The UK Government, as part of its previous industrial strategy had identified energy storage as one of the “great eight technologies” in which the UK can be world leaders. It remains to be seen how “energy storage” will feature in the industrial strategy to emerge from the new BEIS team, but already within the UK there are at least 23 operational “energy storage” projects and investments across a number of the technologies, all at various stages of market maturity.
Whether it be mechanical storage (e.g. pumped hydro or compressed air) or electrochemical storage (e.g. Tesla’s lithium-ion or redT’s vanadium redox flow batteries), it is clear energy storage technologies have a vital role to play as a new provider of flexibility in the electricity system. Energy storage technologies bring numerous benefits which they can offer in various forms and to various stakeholders − but herein lies the problem, under the existing regulatory framework, there is no home for “energy storage” as it has not been defined in any legislation.

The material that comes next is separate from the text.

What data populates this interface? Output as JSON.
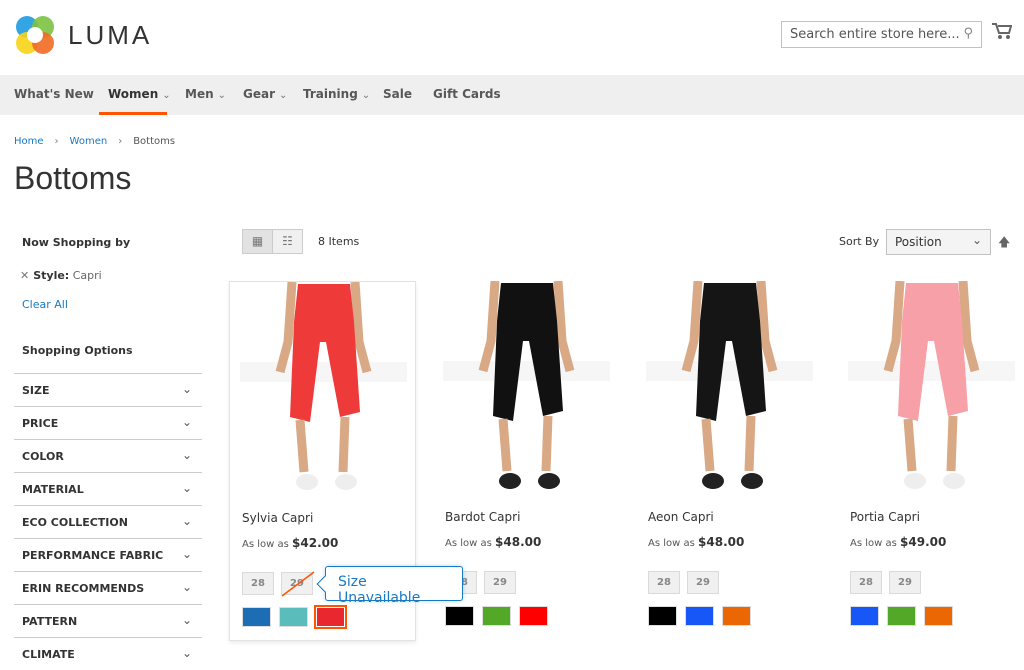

In order to open up a viable market for energy storage to be effectively deployed in the UK at commercial and utility-scale, there are various outdated barriers that need to be overcome. In the near term, the principal issue is that the legal definition and commercial status of “energy storage” remains unclear. This was also recognised by the NIC.
Energy storage can be broadly understood to operate at three different levels when deployed on the grid: (i) at the transmission level, (ii) at the distribution level, or (iii) behind the meter; and can be deployed at different scales on a distributed and/or centralised basis. At various times, depending on the function it is performing, energy storage could be “generation”, “transmission”, “distribution”, “load balancing”, “supply” and/or “consumption” and while this flexibility in the technology has multiple advantages, it also creates acute regulatory challenges and very real commercial contracting complications.
The danger is that without the legal and commercial clarification that is required, as the majority of energy storage technologies move out of demonstration mode, it remains unclear which stakeholders take on which commercial risks and ultimately who will build, own and operate these energy storage technologies.
Nonetheless, perhaps what is clear is that until the appropriate rules and regulations are in place for the energy storage industry, the sector represents an interesting challenge for experienced and innovative lawyers who need to be able to navigate the existing legislation, contribute to the bespoke business models and help negotiate the commercial terms their stakeholder clients need to operate energy storage successfully.